▸ What is being asked
An exact copy of the data below is needed; please leave out any pictures.

——————

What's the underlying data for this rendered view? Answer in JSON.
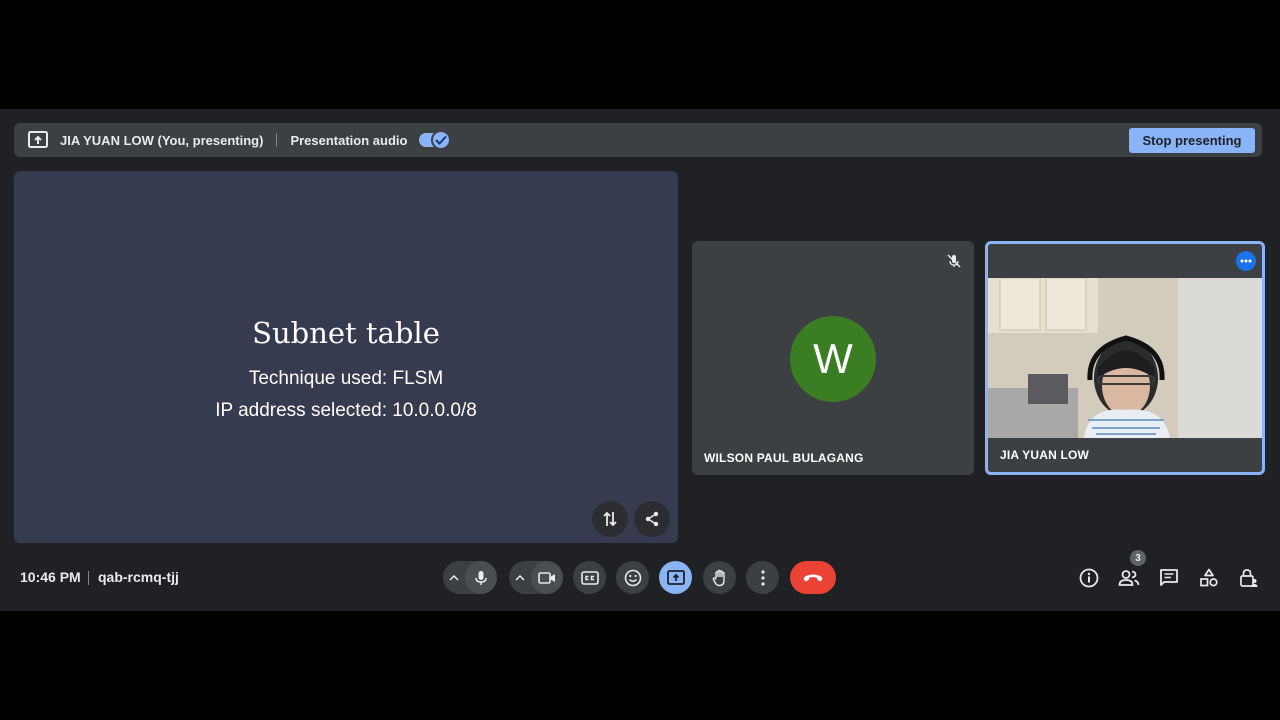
{
  "presenting_bar": {
    "presenter_label": "JIA YUAN LOW (You, presenting)",
    "audio_label": "Presentation audio",
    "audio_enabled": true,
    "stop_label": "Stop presenting"
  },
  "slide": {
    "title": "Subnet table",
    "line1": "Technique used: FLSM",
    "line2": "IP address selected: 10.0.0.0/8"
  },
  "participants": [
    {
      "name": "WILSON PAUL BULAGANG",
      "initial": "W",
      "avatar_color": "#3b7d23",
      "muted": true
    },
    {
      "name": "JIA YUAN LOW",
      "video": true,
      "active_speaker": true
    }
  ],
  "footer": {
    "time": "10:46 PM",
    "meeting_code": "qab-rcmq-tjj",
    "people_count": "3"
  },
  "colors": {
    "accent": "#8ab4f8",
    "end_call": "#ea4335",
    "background": "#202124",
    "surface": "#3c4043"
  }
}
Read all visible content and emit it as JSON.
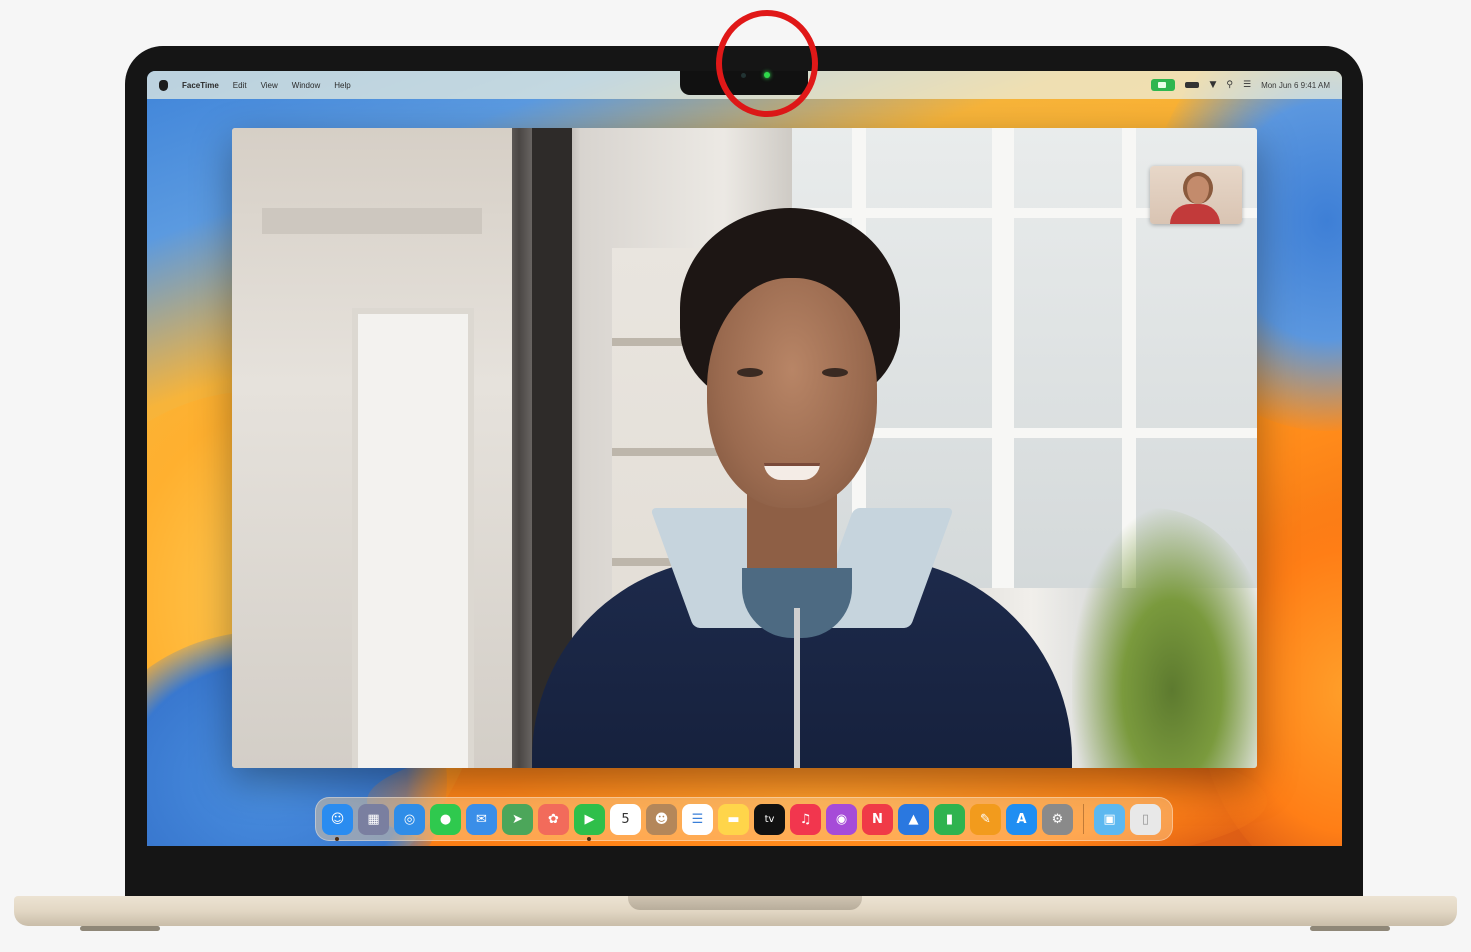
{
  "menubar": {
    "app_name": "FaceTime",
    "items": [
      "Edit",
      "View",
      "Window",
      "Help"
    ],
    "status_icons": [
      "camera-in-use-icon",
      "battery-icon",
      "wifi-icon",
      "search-icon",
      "control-center-icon"
    ],
    "clock": "Mon Jun 6  9:41 AM"
  },
  "camera": {
    "indicator_color": "#2fd94b",
    "highlight_color": "#e01818"
  },
  "facetime_window": {
    "main_video": "remote-participant-video",
    "self_view": "self-view-thumbnail"
  },
  "dock": {
    "apps": [
      {
        "name": "finder",
        "glyph": "☺",
        "color": "#2a8cf0"
      },
      {
        "name": "launchpad",
        "glyph": "▦",
        "color": "#7a7fa0"
      },
      {
        "name": "safari",
        "glyph": "◎",
        "color": "#2f8de8"
      },
      {
        "name": "messages",
        "glyph": "●",
        "color": "#2fc94e"
      },
      {
        "name": "mail",
        "glyph": "✉",
        "color": "#3a8ee8"
      },
      {
        "name": "maps",
        "glyph": "➤",
        "color": "#4ca65a"
      },
      {
        "name": "photos",
        "glyph": "✿",
        "color": "#f26b5b"
      },
      {
        "name": "facetime",
        "glyph": "▶",
        "color": "#2fbf4a"
      },
      {
        "name": "calendar",
        "glyph": "5",
        "color": "#ffffff"
      },
      {
        "name": "contacts",
        "glyph": "☻",
        "color": "#b4875a"
      },
      {
        "name": "reminders",
        "glyph": "☰",
        "color": "#ffffff"
      },
      {
        "name": "notes",
        "glyph": "▬",
        "color": "#ffd54a"
      },
      {
        "name": "apple-tv",
        "glyph": "tv",
        "color": "#111111"
      },
      {
        "name": "music",
        "glyph": "♫",
        "color": "#f2364e"
      },
      {
        "name": "podcasts",
        "glyph": "◉",
        "color": "#a64bd8"
      },
      {
        "name": "news",
        "glyph": "N",
        "color": "#f03a47"
      },
      {
        "name": "keynote",
        "glyph": "▲",
        "color": "#2a78e0"
      },
      {
        "name": "numbers",
        "glyph": "▮",
        "color": "#2fb34f"
      },
      {
        "name": "pages",
        "glyph": "✎",
        "color": "#f29b1d"
      },
      {
        "name": "app-store",
        "glyph": "A",
        "color": "#1f8ef2"
      },
      {
        "name": "system-settings",
        "glyph": "⚙",
        "color": "#8a8a8a"
      }
    ],
    "extras": [
      {
        "name": "downloads-folder",
        "glyph": "▣",
        "color": "#5db8f0"
      },
      {
        "name": "trash",
        "glyph": "▯",
        "color": "#e8e8e8"
      }
    ],
    "calendar_day": "5"
  }
}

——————

▸ Response area
What's the underlying data for this rendered view? Answer in JSON.
{
  "presenting_bar": {
    "presenter_label": "JIA YUAN LOW (You, presenting)",
    "audio_label": "Presentation audio",
    "audio_enabled": true,
    "stop_label": "Stop presenting"
  },
  "slide": {
    "title": "Subnet table",
    "line1": "Technique used: FLSM",
    "line2": "IP address selected: 10.0.0.0/8"
  },
  "participants": [
    {
      "name": "WILSON PAUL BULAGANG",
      "initial": "W",
      "avatar_color": "#3b7d23",
      "muted": true
    },
    {
      "name": "JIA YUAN LOW",
      "video": true,
      "active_speaker": true
    }
  ],
  "footer": {
    "time": "10:46 PM",
    "meeting_code": "qab-rcmq-tjj",
    "people_count": "3"
  },
  "colors": {
    "accent": "#8ab4f8",
    "end_call": "#ea4335",
    "background": "#202124",
    "surface": "#3c4043"
  }
}
Read all visible content and emit it as JSON.
{
  "menubar": {
    "app_name": "FaceTime",
    "items": [
      "Edit",
      "View",
      "Window",
      "Help"
    ],
    "status_icons": [
      "camera-in-use-icon",
      "battery-icon",
      "wifi-icon",
      "search-icon",
      "control-center-icon"
    ],
    "clock": "Mon Jun 6  9:41 AM"
  },
  "camera": {
    "indicator_color": "#2fd94b",
    "highlight_color": "#e01818"
  },
  "facetime_window": {
    "main_video": "remote-participant-video",
    "self_view": "self-view-thumbnail"
  },
  "dock": {
    "apps": [
      {
        "name": "finder",
        "glyph": "☺",
        "color": "#2a8cf0"
      },
      {
        "name": "launchpad",
        "glyph": "▦",
        "color": "#7a7fa0"
      },
      {
        "name": "safari",
        "glyph": "◎",
        "color": "#2f8de8"
      },
      {
        "name": "messages",
        "glyph": "●",
        "color": "#2fc94e"
      },
      {
        "name": "mail",
        "glyph": "✉",
        "color": "#3a8ee8"
      },
      {
        "name": "maps",
        "glyph": "➤",
        "color": "#4ca65a"
      },
      {
        "name": "photos",
        "glyph": "✿",
        "color": "#f26b5b"
      },
      {
        "name": "facetime",
        "glyph": "▶",
        "color": "#2fbf4a"
      },
      {
        "name": "calendar",
        "glyph": "5",
        "color": "#ffffff"
      },
      {
        "name": "contacts",
        "glyph": "☻",
        "color": "#b4875a"
      },
      {
        "name": "reminders",
        "glyph": "☰",
        "color": "#ffffff"
      },
      {
        "name": "notes",
        "glyph": "▬",
        "color": "#ffd54a"
      },
      {
        "name": "apple-tv",
        "glyph": "tv",
        "color": "#111111"
      },
      {
        "name": "music",
        "glyph": "♫",
        "color": "#f2364e"
      },
      {
        "name": "podcasts",
        "glyph": "◉",
        "color": "#a64bd8"
      },
      {
        "name": "news",
        "glyph": "N",
        "color": "#f03a47"
      },
      {
        "name": "keynote",
        "glyph": "▲",
        "color": "#2a78e0"
      },
      {
        "name": "numbers",
        "glyph": "▮",
        "color": "#2fb34f"
      },
      {
        "name": "pages",
        "glyph": "✎",
        "color": "#f29b1d"
      },
      {
        "name": "app-store",
        "glyph": "A",
        "color": "#1f8ef2"
      },
      {
        "name": "system-settings",
        "glyph": "⚙",
        "color": "#8a8a8a"
      }
    ],
    "extras": [
      {
        "name": "downloads-folder",
        "glyph": "▣",
        "color": "#5db8f0"
      },
      {
        "name": "trash",
        "glyph": "▯",
        "color": "#e8e8e8"
      }
    ],
    "calendar_day": "5"
  }
}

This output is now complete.